Meetings on Sealaska Corp.'s lands legislation are set to begin in the region next week.
U.S. Sen. Lisa Murkowski set the meetings up to address growing criticism from the southern part of the region over Senate Bill 881, which would transfer about 85,000 acres of public land into private ownership.
Sealaska, the region's Native corporation, plans to harvest timber on most of the land.
Residents on Prince of Wales Island say the harvests would ruin their subsistence lifestyles.
The series of meetings set up by Murkowski's staff begin Monday and end March 12.

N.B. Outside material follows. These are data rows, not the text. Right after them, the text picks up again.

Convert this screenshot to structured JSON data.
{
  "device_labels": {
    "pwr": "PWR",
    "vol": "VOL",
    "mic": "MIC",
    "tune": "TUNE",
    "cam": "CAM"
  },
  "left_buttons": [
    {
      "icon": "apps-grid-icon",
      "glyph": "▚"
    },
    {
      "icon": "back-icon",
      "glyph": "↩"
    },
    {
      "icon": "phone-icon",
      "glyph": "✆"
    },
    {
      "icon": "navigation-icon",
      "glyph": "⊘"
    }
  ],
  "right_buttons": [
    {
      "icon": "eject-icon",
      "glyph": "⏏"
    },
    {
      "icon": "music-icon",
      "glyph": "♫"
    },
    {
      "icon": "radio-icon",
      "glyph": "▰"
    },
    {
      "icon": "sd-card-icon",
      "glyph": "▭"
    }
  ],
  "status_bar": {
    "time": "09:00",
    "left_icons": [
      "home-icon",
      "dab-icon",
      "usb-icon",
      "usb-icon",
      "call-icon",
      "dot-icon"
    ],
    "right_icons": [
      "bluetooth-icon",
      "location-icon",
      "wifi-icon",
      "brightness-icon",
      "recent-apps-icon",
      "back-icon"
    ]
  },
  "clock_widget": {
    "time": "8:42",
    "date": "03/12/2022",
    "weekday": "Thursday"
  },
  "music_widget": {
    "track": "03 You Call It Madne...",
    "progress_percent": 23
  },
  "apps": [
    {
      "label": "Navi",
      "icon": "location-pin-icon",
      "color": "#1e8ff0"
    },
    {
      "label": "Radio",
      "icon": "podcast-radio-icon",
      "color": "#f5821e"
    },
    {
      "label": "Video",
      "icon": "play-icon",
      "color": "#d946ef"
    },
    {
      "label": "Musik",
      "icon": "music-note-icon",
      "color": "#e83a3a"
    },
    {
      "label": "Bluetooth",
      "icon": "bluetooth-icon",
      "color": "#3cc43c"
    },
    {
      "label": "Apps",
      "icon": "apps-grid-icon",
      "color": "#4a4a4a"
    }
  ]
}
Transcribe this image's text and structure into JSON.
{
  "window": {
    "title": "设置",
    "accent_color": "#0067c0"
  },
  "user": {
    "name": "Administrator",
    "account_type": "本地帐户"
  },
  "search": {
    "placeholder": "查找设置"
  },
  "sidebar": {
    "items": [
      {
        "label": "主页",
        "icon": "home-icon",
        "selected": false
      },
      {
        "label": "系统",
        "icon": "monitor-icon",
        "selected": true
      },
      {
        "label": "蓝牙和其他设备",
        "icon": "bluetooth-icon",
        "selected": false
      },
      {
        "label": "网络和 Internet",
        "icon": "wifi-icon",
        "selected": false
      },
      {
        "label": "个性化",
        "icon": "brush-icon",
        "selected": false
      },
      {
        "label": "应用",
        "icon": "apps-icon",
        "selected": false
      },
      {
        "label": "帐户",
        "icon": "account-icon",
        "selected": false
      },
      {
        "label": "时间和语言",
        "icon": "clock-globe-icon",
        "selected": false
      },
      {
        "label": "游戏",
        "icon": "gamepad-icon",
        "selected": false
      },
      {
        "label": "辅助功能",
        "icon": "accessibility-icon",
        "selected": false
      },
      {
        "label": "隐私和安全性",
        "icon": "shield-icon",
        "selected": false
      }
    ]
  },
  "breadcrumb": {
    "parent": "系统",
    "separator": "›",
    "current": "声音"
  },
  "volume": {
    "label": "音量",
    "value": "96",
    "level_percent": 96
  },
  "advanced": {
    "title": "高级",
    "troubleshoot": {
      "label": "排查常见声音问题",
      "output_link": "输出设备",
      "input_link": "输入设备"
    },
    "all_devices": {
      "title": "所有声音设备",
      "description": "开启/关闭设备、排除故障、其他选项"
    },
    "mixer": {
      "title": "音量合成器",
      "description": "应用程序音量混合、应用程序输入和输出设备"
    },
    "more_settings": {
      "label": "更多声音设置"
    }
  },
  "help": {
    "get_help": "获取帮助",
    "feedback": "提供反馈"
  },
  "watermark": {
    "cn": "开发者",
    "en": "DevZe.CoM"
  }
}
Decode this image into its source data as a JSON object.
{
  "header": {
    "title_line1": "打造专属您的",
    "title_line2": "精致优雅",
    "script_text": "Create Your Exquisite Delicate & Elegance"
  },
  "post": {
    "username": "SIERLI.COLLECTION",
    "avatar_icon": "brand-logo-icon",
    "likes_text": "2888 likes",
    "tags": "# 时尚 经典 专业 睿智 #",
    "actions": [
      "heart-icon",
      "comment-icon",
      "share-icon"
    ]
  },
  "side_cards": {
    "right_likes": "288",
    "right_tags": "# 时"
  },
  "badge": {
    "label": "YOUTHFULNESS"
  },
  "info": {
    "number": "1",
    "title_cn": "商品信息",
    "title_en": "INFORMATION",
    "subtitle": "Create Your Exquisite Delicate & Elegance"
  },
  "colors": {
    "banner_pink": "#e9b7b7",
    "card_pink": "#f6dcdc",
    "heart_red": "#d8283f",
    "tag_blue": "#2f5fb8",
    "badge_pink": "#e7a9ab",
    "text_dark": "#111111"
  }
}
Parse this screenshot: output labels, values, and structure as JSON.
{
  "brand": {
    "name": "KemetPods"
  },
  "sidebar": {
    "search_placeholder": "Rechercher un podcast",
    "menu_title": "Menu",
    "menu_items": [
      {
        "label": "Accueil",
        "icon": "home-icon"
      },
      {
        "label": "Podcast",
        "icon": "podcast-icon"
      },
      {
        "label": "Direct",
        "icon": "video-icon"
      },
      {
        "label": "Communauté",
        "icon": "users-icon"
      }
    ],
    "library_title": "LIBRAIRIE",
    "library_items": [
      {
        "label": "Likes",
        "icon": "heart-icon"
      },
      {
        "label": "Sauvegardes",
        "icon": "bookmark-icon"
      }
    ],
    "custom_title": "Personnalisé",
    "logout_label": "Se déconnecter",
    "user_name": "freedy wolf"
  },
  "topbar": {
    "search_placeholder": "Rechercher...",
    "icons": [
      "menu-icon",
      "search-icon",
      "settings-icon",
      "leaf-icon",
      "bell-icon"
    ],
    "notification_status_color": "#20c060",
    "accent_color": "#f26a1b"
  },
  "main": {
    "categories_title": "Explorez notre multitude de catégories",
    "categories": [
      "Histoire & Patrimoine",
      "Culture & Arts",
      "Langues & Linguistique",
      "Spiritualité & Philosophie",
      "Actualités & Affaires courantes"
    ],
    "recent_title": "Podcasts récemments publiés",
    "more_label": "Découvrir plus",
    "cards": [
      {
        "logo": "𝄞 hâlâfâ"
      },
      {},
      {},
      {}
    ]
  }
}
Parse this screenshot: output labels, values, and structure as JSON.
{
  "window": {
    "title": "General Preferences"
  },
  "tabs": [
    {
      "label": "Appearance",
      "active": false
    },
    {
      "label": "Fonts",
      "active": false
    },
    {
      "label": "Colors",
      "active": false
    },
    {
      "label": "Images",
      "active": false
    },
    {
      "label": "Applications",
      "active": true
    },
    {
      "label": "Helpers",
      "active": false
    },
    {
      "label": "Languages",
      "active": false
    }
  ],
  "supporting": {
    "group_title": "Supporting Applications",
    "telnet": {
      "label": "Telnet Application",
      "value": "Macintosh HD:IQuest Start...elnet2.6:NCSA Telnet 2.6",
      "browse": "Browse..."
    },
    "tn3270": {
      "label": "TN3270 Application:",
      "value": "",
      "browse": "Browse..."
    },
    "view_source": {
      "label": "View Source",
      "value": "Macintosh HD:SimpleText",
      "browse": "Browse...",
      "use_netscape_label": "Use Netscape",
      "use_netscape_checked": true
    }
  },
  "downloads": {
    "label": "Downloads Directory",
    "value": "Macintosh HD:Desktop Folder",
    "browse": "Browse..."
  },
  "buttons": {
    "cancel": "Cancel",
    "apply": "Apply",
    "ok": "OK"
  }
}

The meetings will be recorded, transcribed and conveyed to the Senate Energy and Natural Resources Committee before members decide whether to report the bill to the full Senate for consideration, Murkowski said in a statement.
Murkowski, a ranking member of the committee, sponsored the bill with support from the rest of Alaska's delegation.
Residents wanted Murkowski to attend the meetings herself.
Sealaska seeks to complete its lands selection process granted under the 1971 Alaska Native Claims Settlement Act. It needs the Congressional decision because it wants to choose lands outside the original boundaries of the Act.
Meanwhile, a heated exchange in Juneau on Thursday among some of the 35 members of the Tongass Futures Roundtable resulted in a commitment to continue to talk about the bill.
The Tongass Futures Roundtable formed three years ago to try to reach agreements about land use on the Tongass National Forest, after decades of fighting and litigation.
No details about those meetings were available Monday but the group in the past has quickly scheduled discussions to deal with pressing legislative or forest management topics, Tongass Futures Program Director John Sisk said.
"I think there's every reason to think those will occur relatively soon," Sisk said.
Contact reporter Kim Marquis at 523-2279 or email@example.com.